Citation Hames S (2020) Twin Tracks: Cultural and Political Nationalism after 1967. In: Keating M & McAngus C (eds.) Oxford Handbook of Scottish Politics. Oxford Handbooks. Oxford: Oxford University Press. https://global.oup.com/academic/product/the-oxford-handbook-of-scottish-politics-9780198825098?q=Handbook%20of%20Scottish%20Politics&lang=en&cc=gb
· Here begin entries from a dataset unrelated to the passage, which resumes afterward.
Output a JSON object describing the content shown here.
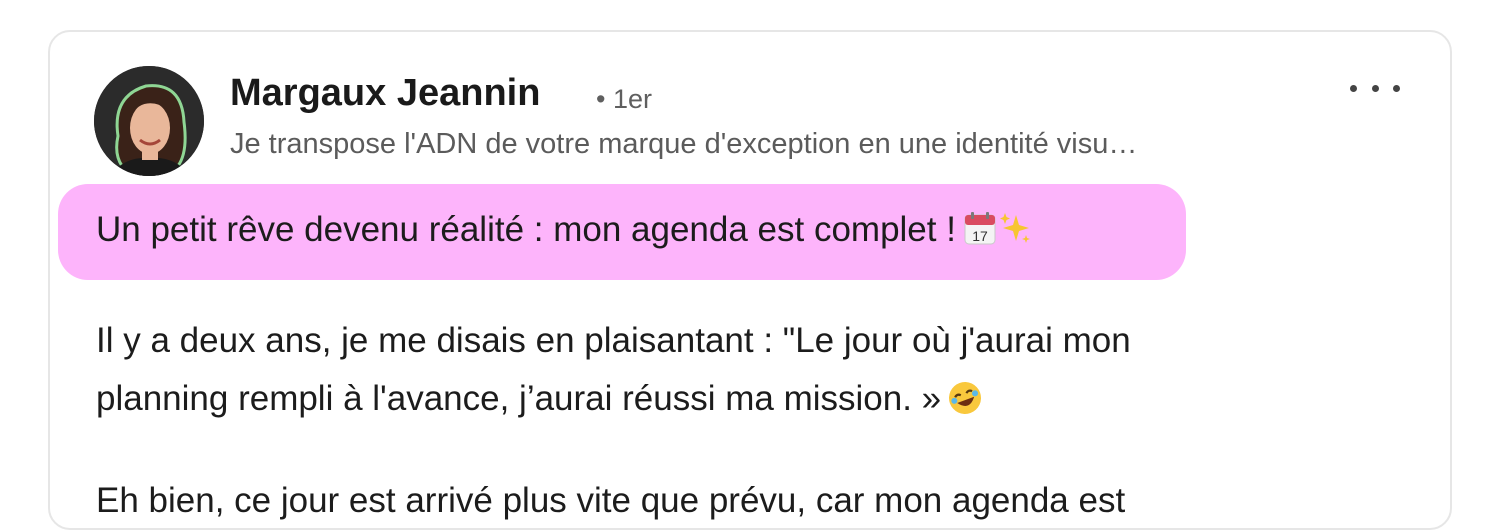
{
  "post": {
    "author": {
      "name": "Margaux Jeannin",
      "degree": "• 1er",
      "headline": "Je transpose l'ADN de votre marque d'exception en une identité visu…"
    },
    "menu_icon": "more-horizontal-icon",
    "highlight_line": "Un petit rêve devenu réalité : mon agenda est complet !",
    "highlight_emojis": [
      "calendar-icon",
      "sparkles-icon"
    ],
    "calendar_emoji_day": "17",
    "paragraph1_line1": "Il y a deux ans, je me disais en plaisantant : \"Le jour où j'aurai mon",
    "paragraph1_line2": "planning rempli à l'avance, j’aurai réussi ma mission. »",
    "paragraph1_emoji": "rolling-laughing-icon",
    "paragraph2_line1": "Eh bien, ce jour est arrivé plus vite que prévu, car mon agenda est"
  },
  "colors": {
    "highlight": "#fdb4fb",
    "card_border": "#e6e6e6",
    "avatar_ring": "#8fd694"
  }
}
Abstract Though easily conflated, the cultural and political nationalism of modern Scotland are not the same. This chapter surveys parallel developments in cultural production and constitutional change from 1967 to 2018, and the role of the Scottish intelligentsia in re-instituting national political space. Drawing on the key journals and magazines of the pro-devolution left, we explore the role of Scottish cultural ‘voice' in affirming, mobilising and institutionalising the national-political frame. Scottish devolution had an important but highly mediated cultural dimension, with claims to national representation deeply entangled in electoral triangulation, and the emergence of ‘neo-popular’ Scottish identity cementing the image of anti-Thatcherite cultural consensus. But the idea of Holyrood arriving on a wave of artistic renaissance and rising national ‘confidence’ is too simplistic, and obscures important disparities between the ‘twin tracks’ of cultural and political nationalism.